▸ Work to be completed:
The answer must be every line below that holds the word "icon".

※

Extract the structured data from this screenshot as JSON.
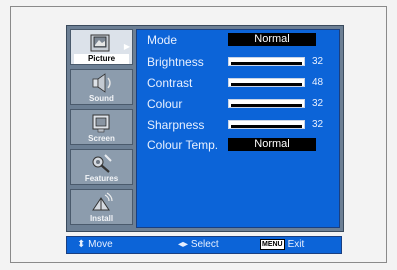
{
  "sidebar": {
    "items": [
      {
        "label": "Picture",
        "icon": "picture-icon",
        "active": true
      },
      {
        "label": "Sound",
        "icon": "sound-icon",
        "active": false
      },
      {
        "label": "Screen",
        "icon": "screen-icon",
        "active": false
      },
      {
        "label": "Features",
        "icon": "features-icon",
        "active": false
      },
      {
        "label": "Install",
        "icon": "install-icon",
        "active": false
      }
    ]
  },
  "menu": {
    "rows": [
      {
        "label": "Mode",
        "value": "Normal"
      },
      {
        "label": "Brightness",
        "value": "32",
        "level": 0.32
      },
      {
        "label": "Contrast",
        "value": "48",
        "level": 0.48
      },
      {
        "label": "Colour",
        "value": "32",
        "level": 0.32
      },
      {
        "label": "Sharpness",
        "value": "32",
        "level": 0.32
      },
      {
        "label": "Colour Temp.",
        "value": "Normal"
      }
    ]
  },
  "footer": {
    "move": "Move",
    "select": "Select",
    "menu_key": "MENU",
    "exit": "Exit"
  },
  "colors": {
    "panel": "#0c64d8",
    "sidebar": "#8c9cad",
    "osd": "#6c7f94"
  }
}
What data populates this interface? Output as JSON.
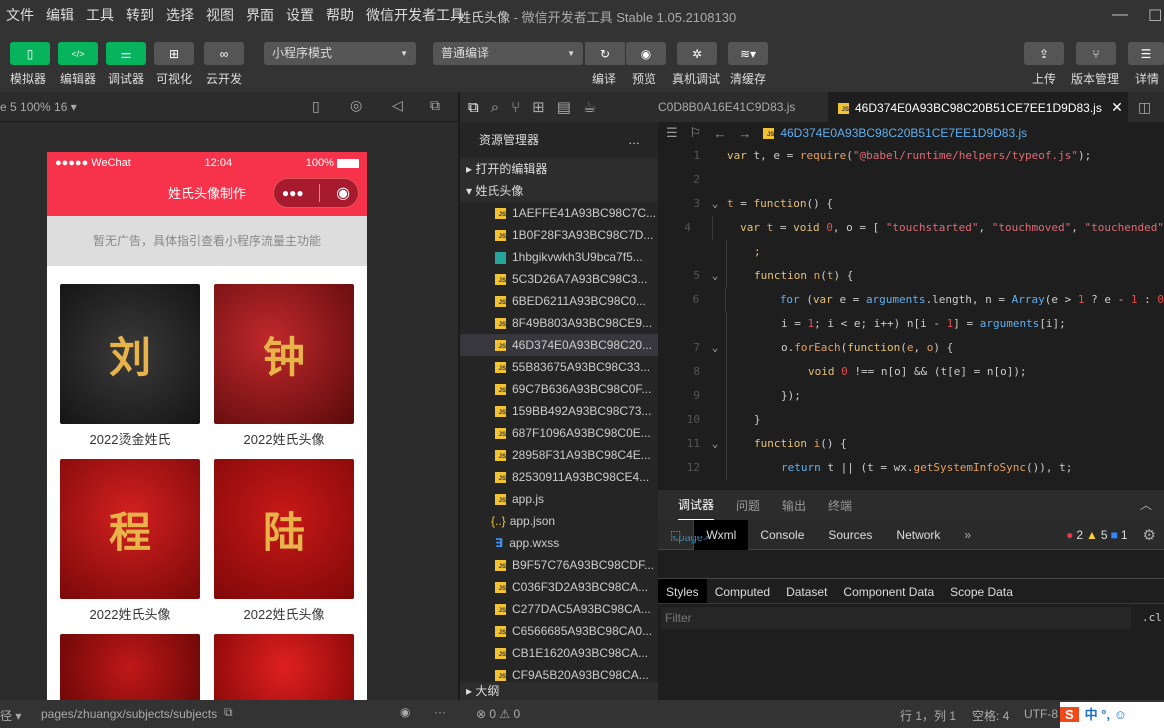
{
  "menu": [
    "文件",
    "编辑",
    "工具",
    "转到",
    "选择",
    "视图",
    "界面",
    "设置",
    "帮助",
    "微信开发者工具"
  ],
  "window": {
    "title": "姓氏头像",
    "subtitle": "- 微信开发者工具 Stable 1.05.2108130"
  },
  "toolbar": {
    "simulator": "模拟器",
    "editor": "编辑器",
    "debugger": "调试器",
    "visual": "可视化",
    "cloud": "云开发",
    "mode": "小程序模式",
    "compile_mode": "普通编译",
    "compile": "编译",
    "preview": "预览",
    "remote_debug": "真机调试",
    "clear_cache": "清缓存",
    "upload": "上传",
    "version": "版本管理",
    "details": "详情",
    "accent": "#07b35c"
  },
  "simbar": {
    "device": "e 5 100% 16 ▾"
  },
  "phone": {
    "carrier": "●●●●● WeChat",
    "time": "12:04",
    "battery": "100%",
    "nav_title": "姓氏头像制作",
    "ad": "暂无广告，具体指引查看小程序流量主功能",
    "brand_color": "#f6334a",
    "cards": [
      {
        "caption": "2022烫金姓氏",
        "glyph": "刘"
      },
      {
        "caption": "2022姓氏头像",
        "glyph": "钟"
      },
      {
        "caption": "2022姓氏头像",
        "glyph": "程"
      },
      {
        "caption": "2022姓氏头像",
        "glyph": "陆"
      },
      {
        "caption": "",
        "glyph": ""
      },
      {
        "caption": "",
        "glyph": ""
      }
    ]
  },
  "tabs": {
    "prev": "C0D8B0A16E41C9D83.js",
    "active": "46D374E0A93BC98C20B51CE7EE1D9D83.js"
  },
  "explorer": {
    "title": "资源管理器",
    "more": "…",
    "open_editors": "打开的编辑器",
    "project": "姓氏头像",
    "outline": "大纲",
    "files": [
      {
        "name": "1AEFFE41A93BC98C7C...",
        "type": "js"
      },
      {
        "name": "1B0F28F3A93BC98C7D...",
        "type": "js"
      },
      {
        "name": "1hbgikvwkh3U9bca7f5...",
        "type": "img"
      },
      {
        "name": "5C3D26A7A93BC98C3...",
        "type": "js"
      },
      {
        "name": "6BED6211A93BC98C0...",
        "type": "js"
      },
      {
        "name": "8F49B803A93BC98CE9...",
        "type": "js"
      },
      {
        "name": "46D374E0A93BC98C20...",
        "type": "js",
        "selected": true
      },
      {
        "name": "55B83675A93BC98C33...",
        "type": "js"
      },
      {
        "name": "69C7B636A93BC98C0F...",
        "type": "js"
      },
      {
        "name": "159BB492A93BC98C73...",
        "type": "js"
      },
      {
        "name": "687F1096A93BC98C0E...",
        "type": "js"
      },
      {
        "name": "28958F31A93BC98C4E...",
        "type": "js"
      },
      {
        "name": "82530911A93BC98CE4...",
        "type": "js"
      },
      {
        "name": "app.js",
        "type": "js"
      },
      {
        "name": "app.json",
        "type": "json"
      },
      {
        "name": "app.wxss",
        "type": "css"
      },
      {
        "name": "B9F57C76A93BC98CDF...",
        "type": "js"
      },
      {
        "name": "C036F3D2A93BC98CA...",
        "type": "js"
      },
      {
        "name": "C277DAC5A93BC98CA...",
        "type": "js"
      },
      {
        "name": "C6566685A93BC98CA0...",
        "type": "js"
      },
      {
        "name": "CB1E1620A93BC98CA...",
        "type": "js"
      },
      {
        "name": "CF9A5B20A93BC98CA...",
        "type": "js"
      }
    ]
  },
  "breadcrumb": "46D374E0A93BC98C20B51CE7EE1D9D83.js",
  "code": [
    {
      "no": "1",
      "fold": false,
      "indent": 0,
      "t": [
        [
          "k",
          "var "
        ],
        [
          "p",
          "t, e = "
        ],
        [
          "m",
          "require"
        ],
        [
          "p",
          "("
        ],
        [
          "s",
          "\"@babel/runtime/helpers/typeof.js\""
        ],
        [
          "p",
          ");"
        ]
      ]
    },
    {
      "no": "2",
      "fold": false,
      "indent": 0,
      "t": []
    },
    {
      "no": "3",
      "fold": true,
      "indent": 0,
      "t": [
        [
          "v",
          "t"
        ],
        [
          "p",
          " = "
        ],
        [
          "k",
          "function"
        ],
        [
          "p",
          "() {"
        ]
      ]
    },
    {
      "no": "4",
      "fold": false,
      "indent": 1,
      "t": [
        [
          "k",
          "var "
        ],
        [
          "v",
          "t"
        ],
        [
          "p",
          " = "
        ],
        [
          "k",
          "void "
        ],
        [
          "n",
          "0"
        ],
        [
          "p",
          ", o = [ "
        ],
        [
          "s",
          "\"touchstarted\""
        ],
        [
          "p",
          ", "
        ],
        [
          "s",
          "\"touchmoved\""
        ],
        [
          "p",
          ", "
        ],
        [
          "s",
          "\"touchended\""
        ]
      ]
    },
    {
      "no": "",
      "fold": false,
      "indent": 1,
      "t": [
        [
          "k",
          ";"
        ]
      ]
    },
    {
      "no": "5",
      "fold": true,
      "indent": 1,
      "t": [
        [
          "k",
          "function "
        ],
        [
          "v",
          "n"
        ],
        [
          "p",
          "("
        ],
        [
          "v",
          "t"
        ],
        [
          "p",
          ") {"
        ]
      ]
    },
    {
      "no": "6",
      "fold": false,
      "indent": 2,
      "t": [
        [
          "f",
          "for "
        ],
        [
          "p",
          "("
        ],
        [
          "k",
          "var "
        ],
        [
          "p",
          "e = "
        ],
        [
          "f",
          "arguments"
        ],
        [
          "p",
          ".length, n = "
        ],
        [
          "f",
          "Array"
        ],
        [
          "p",
          "(e > "
        ],
        [
          "n",
          "1"
        ],
        [
          "p",
          " ? e - "
        ],
        [
          "n",
          "1"
        ],
        [
          "p",
          " : "
        ],
        [
          "n",
          "0"
        ]
      ]
    },
    {
      "no": "",
      "fold": false,
      "indent": 2,
      "t": [
        [
          "p",
          "i = "
        ],
        [
          "n",
          "1"
        ],
        [
          "p",
          "; i < e; i++) n[i - "
        ],
        [
          "n",
          "1"
        ],
        [
          "p",
          "] = "
        ],
        [
          "f",
          "arguments"
        ],
        [
          "p",
          "[i];"
        ]
      ]
    },
    {
      "no": "7",
      "fold": true,
      "indent": 2,
      "t": [
        [
          "p",
          "o."
        ],
        [
          "m",
          "forEach"
        ],
        [
          "p",
          "("
        ],
        [
          "k",
          "function"
        ],
        [
          "p",
          "("
        ],
        [
          "v",
          "e"
        ],
        [
          "p",
          ", "
        ],
        [
          "v",
          "o"
        ],
        [
          "p",
          ") {"
        ]
      ]
    },
    {
      "no": "8",
      "fold": false,
      "indent": 3,
      "t": [
        [
          "k",
          "void "
        ],
        [
          "n",
          "0"
        ],
        [
          "p",
          " !== n[o] && (t[e] = n[o]);"
        ]
      ]
    },
    {
      "no": "9",
      "fold": false,
      "indent": 2,
      "t": [
        [
          "p",
          "});"
        ]
      ]
    },
    {
      "no": "10",
      "fold": false,
      "indent": 1,
      "t": [
        [
          "p",
          "}"
        ]
      ]
    },
    {
      "no": "11",
      "fold": true,
      "indent": 1,
      "t": [
        [
          "k",
          "function "
        ],
        [
          "v",
          "i"
        ],
        [
          "p",
          "() {"
        ]
      ]
    },
    {
      "no": "12",
      "fold": false,
      "indent": 2,
      "t": [
        [
          "f",
          "return "
        ],
        [
          "p",
          "t || (t = wx."
        ],
        [
          "m",
          "getSystemInfoSync"
        ],
        [
          "p",
          "()), t;"
        ]
      ]
    }
  ],
  "debugger": {
    "tabs": [
      "调试器",
      "问题",
      "输出",
      "终端"
    ],
    "devtabs": [
      "Wxml",
      "Console",
      "Sources",
      "Network"
    ],
    "errors": "2",
    "warnings": "5",
    "infos": "1",
    "wxml_snippet": "<page>",
    "styletabs": [
      "Styles",
      "Computed",
      "Dataset",
      "Component Data",
      "Scope Data"
    ],
    "filter_placeholder": "Filter",
    "cls": ".cl"
  },
  "statusbar": {
    "path_label": "径 ▾",
    "path": "pages/zhuangx/subjects/subjects",
    "errors": "0",
    "warnings": "0",
    "position": "行 1，列 1",
    "spaces": "空格: 4",
    "encoding": "UTF-8",
    "ime": "中 °, ☺"
  }
}
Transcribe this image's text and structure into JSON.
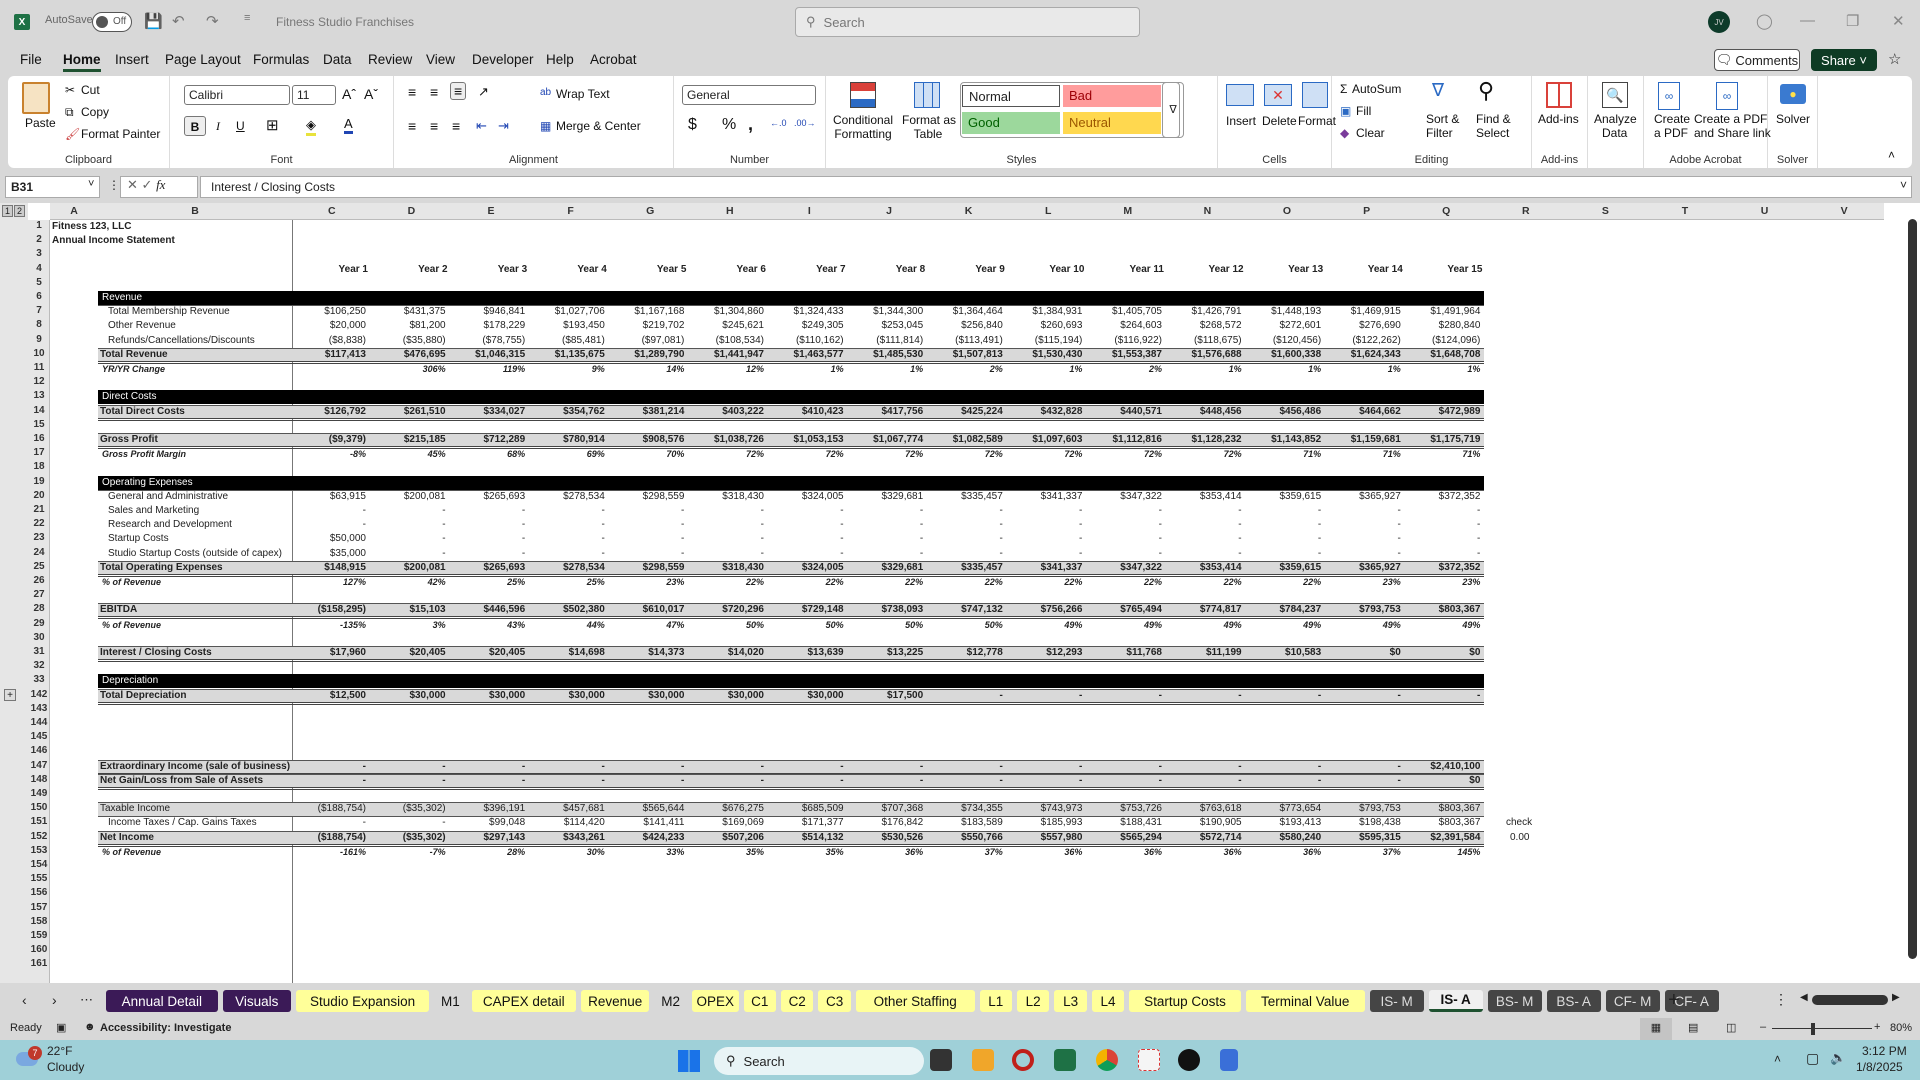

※

▸ Expected answer:
        "icon": "picture-icon",
        "icon": "sound-icon",
        "icon": "screen-icon",
        "icon": "features-icon",
        "icon": "install-icon",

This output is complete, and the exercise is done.